> **Task objective**: List each line of the data that holds the string "JSON", please.
──────
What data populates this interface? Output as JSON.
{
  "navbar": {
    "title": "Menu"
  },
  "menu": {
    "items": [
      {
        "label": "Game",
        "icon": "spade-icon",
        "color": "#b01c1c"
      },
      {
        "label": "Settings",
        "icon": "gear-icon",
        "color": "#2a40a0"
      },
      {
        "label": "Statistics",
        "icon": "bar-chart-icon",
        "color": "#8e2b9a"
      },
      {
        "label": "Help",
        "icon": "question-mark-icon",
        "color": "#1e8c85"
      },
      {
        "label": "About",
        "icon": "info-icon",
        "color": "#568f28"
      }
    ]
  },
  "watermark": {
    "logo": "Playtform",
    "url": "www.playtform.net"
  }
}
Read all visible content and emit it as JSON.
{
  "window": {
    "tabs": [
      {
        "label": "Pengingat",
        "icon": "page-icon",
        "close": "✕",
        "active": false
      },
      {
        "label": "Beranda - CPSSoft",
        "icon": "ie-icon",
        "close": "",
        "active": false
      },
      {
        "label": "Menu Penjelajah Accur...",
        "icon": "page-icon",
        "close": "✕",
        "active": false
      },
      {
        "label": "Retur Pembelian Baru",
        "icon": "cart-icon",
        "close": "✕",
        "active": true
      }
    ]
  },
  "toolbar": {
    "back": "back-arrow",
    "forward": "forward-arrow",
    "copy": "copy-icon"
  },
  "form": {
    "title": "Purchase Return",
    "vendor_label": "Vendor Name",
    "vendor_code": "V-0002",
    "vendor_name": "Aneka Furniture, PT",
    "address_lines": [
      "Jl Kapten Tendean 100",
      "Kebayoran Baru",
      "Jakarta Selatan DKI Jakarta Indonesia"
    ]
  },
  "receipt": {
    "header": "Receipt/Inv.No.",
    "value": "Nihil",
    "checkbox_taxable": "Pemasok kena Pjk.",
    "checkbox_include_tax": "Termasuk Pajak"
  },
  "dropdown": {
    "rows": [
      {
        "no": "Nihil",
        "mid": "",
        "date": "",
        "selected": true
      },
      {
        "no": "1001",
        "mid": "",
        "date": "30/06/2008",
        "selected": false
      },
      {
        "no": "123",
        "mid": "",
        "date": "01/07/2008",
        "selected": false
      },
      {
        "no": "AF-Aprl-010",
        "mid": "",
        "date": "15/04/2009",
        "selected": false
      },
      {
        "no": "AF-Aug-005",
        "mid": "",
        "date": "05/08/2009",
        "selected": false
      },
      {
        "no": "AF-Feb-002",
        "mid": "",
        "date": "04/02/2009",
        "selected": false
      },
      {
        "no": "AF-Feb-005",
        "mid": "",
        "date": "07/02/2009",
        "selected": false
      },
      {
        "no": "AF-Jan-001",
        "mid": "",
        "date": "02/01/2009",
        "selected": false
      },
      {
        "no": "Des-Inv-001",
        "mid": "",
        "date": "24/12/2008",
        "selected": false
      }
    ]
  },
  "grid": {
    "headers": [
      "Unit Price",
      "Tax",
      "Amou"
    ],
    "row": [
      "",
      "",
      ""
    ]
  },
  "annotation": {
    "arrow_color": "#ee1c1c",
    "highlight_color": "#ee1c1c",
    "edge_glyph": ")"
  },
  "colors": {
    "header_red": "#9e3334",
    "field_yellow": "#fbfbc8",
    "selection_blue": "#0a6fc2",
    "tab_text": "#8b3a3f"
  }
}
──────
> **Answer to the problem**:
What data populates this interface? Output as JSON.
Read all visible content and emit it as JSON.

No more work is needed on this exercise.